**What to produce:**
Write the listing out again, exactly as it reads below.
-------- Source material --------
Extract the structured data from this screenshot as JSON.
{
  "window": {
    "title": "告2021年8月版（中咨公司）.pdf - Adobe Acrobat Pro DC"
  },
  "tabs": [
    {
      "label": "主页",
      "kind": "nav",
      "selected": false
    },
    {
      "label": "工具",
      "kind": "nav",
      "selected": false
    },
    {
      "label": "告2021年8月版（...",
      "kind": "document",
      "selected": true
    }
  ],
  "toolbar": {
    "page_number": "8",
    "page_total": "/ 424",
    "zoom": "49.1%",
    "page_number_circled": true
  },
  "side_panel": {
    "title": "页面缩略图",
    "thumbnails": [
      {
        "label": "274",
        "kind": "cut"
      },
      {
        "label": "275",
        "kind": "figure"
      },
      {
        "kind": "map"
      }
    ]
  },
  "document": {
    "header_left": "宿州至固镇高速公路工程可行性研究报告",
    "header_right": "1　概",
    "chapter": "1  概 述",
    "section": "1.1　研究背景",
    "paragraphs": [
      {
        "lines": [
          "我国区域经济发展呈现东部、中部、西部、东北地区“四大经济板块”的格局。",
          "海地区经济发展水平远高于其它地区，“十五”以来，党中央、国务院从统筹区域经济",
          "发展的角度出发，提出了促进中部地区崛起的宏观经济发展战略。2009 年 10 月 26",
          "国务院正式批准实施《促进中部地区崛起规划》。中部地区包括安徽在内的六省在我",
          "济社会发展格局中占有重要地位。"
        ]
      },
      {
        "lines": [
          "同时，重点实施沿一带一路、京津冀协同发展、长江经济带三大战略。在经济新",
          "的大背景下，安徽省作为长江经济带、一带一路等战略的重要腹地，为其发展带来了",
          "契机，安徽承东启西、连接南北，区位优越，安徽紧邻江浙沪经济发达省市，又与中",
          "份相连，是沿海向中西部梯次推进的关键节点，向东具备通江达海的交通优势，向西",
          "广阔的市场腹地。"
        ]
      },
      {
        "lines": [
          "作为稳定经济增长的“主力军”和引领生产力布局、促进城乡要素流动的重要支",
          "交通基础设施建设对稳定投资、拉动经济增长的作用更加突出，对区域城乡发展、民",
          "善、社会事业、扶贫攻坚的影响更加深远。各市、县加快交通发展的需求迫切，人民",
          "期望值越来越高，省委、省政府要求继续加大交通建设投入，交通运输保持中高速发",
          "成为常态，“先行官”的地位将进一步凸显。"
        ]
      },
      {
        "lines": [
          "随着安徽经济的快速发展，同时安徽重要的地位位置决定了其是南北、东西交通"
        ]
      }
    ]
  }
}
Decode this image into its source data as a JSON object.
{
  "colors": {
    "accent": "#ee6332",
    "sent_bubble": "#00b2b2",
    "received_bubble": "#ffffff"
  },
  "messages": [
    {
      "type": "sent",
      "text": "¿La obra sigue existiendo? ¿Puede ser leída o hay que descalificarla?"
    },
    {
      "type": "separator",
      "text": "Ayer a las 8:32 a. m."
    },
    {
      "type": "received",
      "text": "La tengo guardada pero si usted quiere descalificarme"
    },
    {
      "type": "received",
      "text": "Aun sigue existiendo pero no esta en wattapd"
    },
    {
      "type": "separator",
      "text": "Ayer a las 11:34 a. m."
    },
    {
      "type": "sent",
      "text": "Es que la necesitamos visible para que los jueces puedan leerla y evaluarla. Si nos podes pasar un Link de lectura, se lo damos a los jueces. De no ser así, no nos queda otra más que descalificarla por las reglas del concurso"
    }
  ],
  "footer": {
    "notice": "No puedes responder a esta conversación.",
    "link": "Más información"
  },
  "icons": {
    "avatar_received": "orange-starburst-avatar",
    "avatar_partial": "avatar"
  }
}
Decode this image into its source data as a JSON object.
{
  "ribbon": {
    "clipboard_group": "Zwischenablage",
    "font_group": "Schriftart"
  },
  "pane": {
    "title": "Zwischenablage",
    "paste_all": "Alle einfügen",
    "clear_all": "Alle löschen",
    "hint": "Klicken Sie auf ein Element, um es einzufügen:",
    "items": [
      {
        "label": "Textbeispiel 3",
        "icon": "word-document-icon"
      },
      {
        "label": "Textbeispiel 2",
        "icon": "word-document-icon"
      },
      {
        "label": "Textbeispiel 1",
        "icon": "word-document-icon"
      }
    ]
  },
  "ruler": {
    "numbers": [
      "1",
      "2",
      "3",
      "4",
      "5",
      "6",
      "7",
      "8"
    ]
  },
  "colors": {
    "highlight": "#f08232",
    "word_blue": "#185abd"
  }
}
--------
**Exercise answer:**
Extract the structured data from this screenshot as JSON.
{
  "window": {
    "title": "告2021年8月版（中咨公司）.pdf - Adobe Acrobat Pro DC"
  },
  "tabs": [
    {
      "label": "主页",
      "kind": "nav",
      "selected": false
    },
    {
      "label": "工具",
      "kind": "nav",
      "selected": false
    },
    {
      "label": "告2021年8月版（...",
      "kind": "document",
      "selected": true
    }
  ],
  "toolbar": {
    "page_number": "8",
    "page_total": "/ 424",
    "zoom": "49.1%",
    "page_number_circled": true
  },
  "side_panel": {
    "title": "页面缩略图",
    "thumbnails": [
      {
        "label": "274",
        "kind": "cut"
      },
      {
        "label": "275",
        "kind": "figure"
      },
      {
        "kind": "map"
      }
    ]
  },
  "document": {
    "header_left": "宿州至固镇高速公路工程可行性研究报告",
    "header_right": "1　概",
    "chapter": "1  概 述",
    "section": "1.1　研究背景",
    "paragraphs": [
      {
        "lines": [
          "我国区域经济发展呈现东部、中部、西部、东北地区“四大经济板块”的格局。",
          "海地区经济发展水平远高于其它地区，“十五”以来，党中央、国务院从统筹区域经济",
          "发展的角度出发，提出了促进中部地区崛起的宏观经济发展战略。2009 年 10 月 26",
          "国务院正式批准实施《促进中部地区崛起规划》。中部地区包括安徽在内的六省在我",
          "济社会发展格局中占有重要地位。"
        ]
      },
      {
        "lines": [
          "同时，重点实施沿一带一路、京津冀协同发展、长江经济带三大战略。在经济新",
          "的大背景下，安徽省作为长江经济带、一带一路等战略的重要腹地，为其发展带来了",
          "契机，安徽承东启西、连接南北，区位优越，安徽紧邻江浙沪经济发达省市，又与中",
          "份相连，是沿海向中西部梯次推进的关键节点，向东具备通江达海的交通优势，向西",
          "广阔的市场腹地。"
        ]
      },
      {
        "lines": [
          "作为稳定经济增长的“主力军”和引领生产力布局、促进城乡要素流动的重要支",
          "交通基础设施建设对稳定投资、拉动经济增长的作用更加突出，对区域城乡发展、民",
          "善、社会事业、扶贫攻坚的影响更加深远。各市、县加快交通发展的需求迫切，人民",
          "期望值越来越高，省委、省政府要求继续加大交通建设投入，交通运输保持中高速发",
          "成为常态，“先行官”的地位将进一步凸显。"
        ]
      },
      {
        "lines": [
          "随着安徽经济的快速发展，同时安徽重要的地位位置决定了其是南北、东西交通"
        ]
      }
    ]
  }
}
Decode this image into its source data as a JSON object.
{
  "colors": {
    "accent": "#ee6332",
    "sent_bubble": "#00b2b2",
    "received_bubble": "#ffffff"
  },
  "messages": [
    {
      "type": "sent",
      "text": "¿La obra sigue existiendo? ¿Puede ser leída o hay que descalificarla?"
    },
    {
      "type": "separator",
      "text": "Ayer a las 8:32 a. m."
    },
    {
      "type": "received",
      "text": "La tengo guardada pero si usted quiere descalificarme"
    },
    {
      "type": "received",
      "text": "Aun sigue existiendo pero no esta en wattapd"
    },
    {
      "type": "separator",
      "text": "Ayer a las 11:34 a. m."
    },
    {
      "type": "sent",
      "text": "Es que la necesitamos visible para que los jueces puedan leerla y evaluarla. Si nos podes pasar un Link de lectura, se lo damos a los jueces. De no ser así, no nos queda otra más que descalificarla por las reglas del concurso"
    }
  ],
  "footer": {
    "notice": "No puedes responder a esta conversación.",
    "link": "Más información"
  },
  "icons": {
    "avatar_received": "orange-starburst-avatar",
    "avatar_partial": "avatar"
  }
}
Decode this image into its source data as a JSON object.
{
  "ribbon": {
    "clipboard_group": "Zwischenablage",
    "font_group": "Schriftart"
  },
  "pane": {
    "title": "Zwischenablage",
    "paste_all": "Alle einfügen",
    "clear_all": "Alle löschen",
    "hint": "Klicken Sie auf ein Element, um es einzufügen:",
    "items": [
      {
        "label": "Textbeispiel 3",
        "icon": "word-document-icon"
      },
      {
        "label": "Textbeispiel 2",
        "icon": "word-document-icon"
      },
      {
        "label": "Textbeispiel 1",
        "icon": "word-document-icon"
      }
    ]
  },
  "ruler": {
    "numbers": [
      "1",
      "2",
      "3",
      "4",
      "5",
      "6",
      "7",
      "8"
    ]
  },
  "colors": {
    "highlight": "#f08232",
    "word_blue": "#185abd"
  }
}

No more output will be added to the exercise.